Data =>
● ● ●
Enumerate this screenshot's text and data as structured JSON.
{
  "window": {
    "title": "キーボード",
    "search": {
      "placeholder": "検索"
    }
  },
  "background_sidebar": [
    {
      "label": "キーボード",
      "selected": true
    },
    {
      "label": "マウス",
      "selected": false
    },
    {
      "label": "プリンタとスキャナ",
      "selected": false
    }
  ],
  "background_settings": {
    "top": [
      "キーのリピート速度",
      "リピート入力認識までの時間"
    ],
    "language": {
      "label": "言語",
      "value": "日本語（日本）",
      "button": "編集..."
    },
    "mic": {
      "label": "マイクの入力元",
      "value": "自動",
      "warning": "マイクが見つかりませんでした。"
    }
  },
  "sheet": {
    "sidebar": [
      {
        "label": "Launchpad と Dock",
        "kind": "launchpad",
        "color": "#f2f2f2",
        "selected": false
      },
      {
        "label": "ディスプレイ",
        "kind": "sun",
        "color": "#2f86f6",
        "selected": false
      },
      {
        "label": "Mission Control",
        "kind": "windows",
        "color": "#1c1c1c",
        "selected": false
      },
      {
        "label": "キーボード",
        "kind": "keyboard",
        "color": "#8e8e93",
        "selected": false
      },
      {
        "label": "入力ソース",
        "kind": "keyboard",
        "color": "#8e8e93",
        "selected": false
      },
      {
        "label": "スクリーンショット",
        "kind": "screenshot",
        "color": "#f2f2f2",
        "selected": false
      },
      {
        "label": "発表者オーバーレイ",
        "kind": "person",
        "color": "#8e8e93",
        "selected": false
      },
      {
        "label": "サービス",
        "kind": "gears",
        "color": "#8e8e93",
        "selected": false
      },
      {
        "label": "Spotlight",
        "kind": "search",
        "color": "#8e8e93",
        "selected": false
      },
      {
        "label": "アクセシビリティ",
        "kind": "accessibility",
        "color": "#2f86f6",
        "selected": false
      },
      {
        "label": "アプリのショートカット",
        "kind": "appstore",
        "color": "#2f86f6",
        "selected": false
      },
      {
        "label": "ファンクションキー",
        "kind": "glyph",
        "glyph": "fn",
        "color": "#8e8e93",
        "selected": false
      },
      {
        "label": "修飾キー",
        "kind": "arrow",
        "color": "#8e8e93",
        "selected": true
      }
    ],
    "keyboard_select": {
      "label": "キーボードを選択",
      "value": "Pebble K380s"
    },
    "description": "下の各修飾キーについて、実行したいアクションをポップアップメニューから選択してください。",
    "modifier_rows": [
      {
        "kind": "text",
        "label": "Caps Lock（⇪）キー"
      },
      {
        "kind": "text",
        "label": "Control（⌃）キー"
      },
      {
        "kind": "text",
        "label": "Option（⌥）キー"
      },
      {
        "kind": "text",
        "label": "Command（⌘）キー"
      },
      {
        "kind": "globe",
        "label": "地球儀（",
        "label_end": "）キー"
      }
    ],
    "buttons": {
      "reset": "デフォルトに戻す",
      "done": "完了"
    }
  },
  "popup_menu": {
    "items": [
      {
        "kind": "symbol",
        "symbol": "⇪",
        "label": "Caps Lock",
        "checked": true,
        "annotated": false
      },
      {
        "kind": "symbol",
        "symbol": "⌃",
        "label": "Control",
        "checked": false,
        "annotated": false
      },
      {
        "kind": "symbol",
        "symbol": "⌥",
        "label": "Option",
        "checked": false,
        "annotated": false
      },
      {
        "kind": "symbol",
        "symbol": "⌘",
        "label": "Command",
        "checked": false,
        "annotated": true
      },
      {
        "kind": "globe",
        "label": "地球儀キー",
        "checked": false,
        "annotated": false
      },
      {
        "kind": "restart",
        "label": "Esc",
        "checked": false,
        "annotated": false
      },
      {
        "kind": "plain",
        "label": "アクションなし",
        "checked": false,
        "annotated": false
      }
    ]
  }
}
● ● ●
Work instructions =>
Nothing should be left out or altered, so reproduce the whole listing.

Task result =>
Enumerate this screenshot's text and data as structured JSON.
{
  "window": {
    "title": "キーボード",
    "search": {
      "placeholder": "検索"
    }
  },
  "background_sidebar": [
    {
      "label": "キーボード",
      "selected": true
    },
    {
      "label": "マウス",
      "selected": false
    },
    {
      "label": "プリンタとスキャナ",
      "selected": false
    }
  ],
  "background_settings": {
    "top": [
      "キーのリピート速度",
      "リピート入力認識までの時間"
    ],
    "language": {
      "label": "言語",
      "value": "日本語（日本）",
      "button": "編集..."
    },
    "mic": {
      "label": "マイクの入力元",
      "value": "自動",
      "warning": "マイクが見つかりませんでした。"
    }
  },
  "sheet": {
    "sidebar": [
      {
        "label": "Launchpad と Dock",
        "kind": "launchpad",
        "color": "#f2f2f2",
        "selected": false
      },
      {
        "label": "ディスプレイ",
        "kind": "sun",
        "color": "#2f86f6",
        "selected": false
      },
      {
        "label": "Mission Control",
        "kind": "windows",
        "color": "#1c1c1c",
        "selected": false
      },
      {
        "label": "キーボード",
        "kind": "keyboard",
        "color": "#8e8e93",
        "selected": false
      },
      {
        "label": "入力ソース",
        "kind": "keyboard",
        "color": "#8e8e93",
        "selected": false
      },
      {
        "label": "スクリーンショット",
        "kind": "screenshot",
        "color": "#f2f2f2",
        "selected": false
      },
      {
        "label": "発表者オーバーレイ",
        "kind": "person",
        "color": "#8e8e93",
        "selected": false
      },
      {
        "label": "サービス",
        "kind": "gears",
        "color": "#8e8e93",
        "selected": false
      },
      {
        "label": "Spotlight",
        "kind": "search",
        "color": "#8e8e93",
        "selected": false
      },
      {
        "label": "アクセシビリティ",
        "kind": "accessibility",
        "color": "#2f86f6",
        "selected": false
      },
      {
        "label": "アプリのショートカット",
        "kind": "appstore",
        "color": "#2f86f6",
        "selected": false
      },
      {
        "label": "ファンクションキー",
        "kind": "glyph",
        "glyph": "fn",
        "color": "#8e8e93",
        "selected": false
      },
      {
        "label": "修飾キー",
        "kind": "arrow",
        "color": "#8e8e93",
        "selected": true
      }
    ],
    "keyboard_select": {
      "label": "キーボードを選択",
      "value": "Pebble K380s"
    },
    "description": "下の各修飾キーについて、実行したいアクションをポップアップメニューから選択してください。",
    "modifier_rows": [
      {
        "kind": "text",
        "label": "Caps Lock（⇪）キー"
      },
      {
        "kind": "text",
        "label": "Control（⌃）キー"
      },
      {
        "kind": "text",
        "label": "Option（⌥）キー"
      },
      {
        "kind": "text",
        "label": "Command（⌘）キー"
      },
      {
        "kind": "globe",
        "label": "地球儀（",
        "label_end": "）キー"
      }
    ],
    "buttons": {
      "reset": "デフォルトに戻す",
      "done": "完了"
    }
  },
  "popup_menu": {
    "items": [
      {
        "kind": "symbol",
        "symbol": "⇪",
        "label": "Caps Lock",
        "checked": true,
        "annotated": false
      },
      {
        "kind": "symbol",
        "symbol": "⌃",
        "label": "Control",
        "checked": false,
        "annotated": false
      },
      {
        "kind": "symbol",
        "symbol": "⌥",
        "label": "Option",
        "checked": false,
        "annotated": false
      },
      {
        "kind": "symbol",
        "symbol": "⌘",
        "label": "Command",
        "checked": false,
        "annotated": true
      },
      {
        "kind": "globe",
        "label": "地球儀キー",
        "checked": false,
        "annotated": false
      },
      {
        "kind": "restart",
        "label": "Esc",
        "checked": false,
        "annotated": false
      },
      {
        "kind": "plain",
        "label": "アクションなし",
        "checked": false,
        "annotated": false
      }
    ]
  }
}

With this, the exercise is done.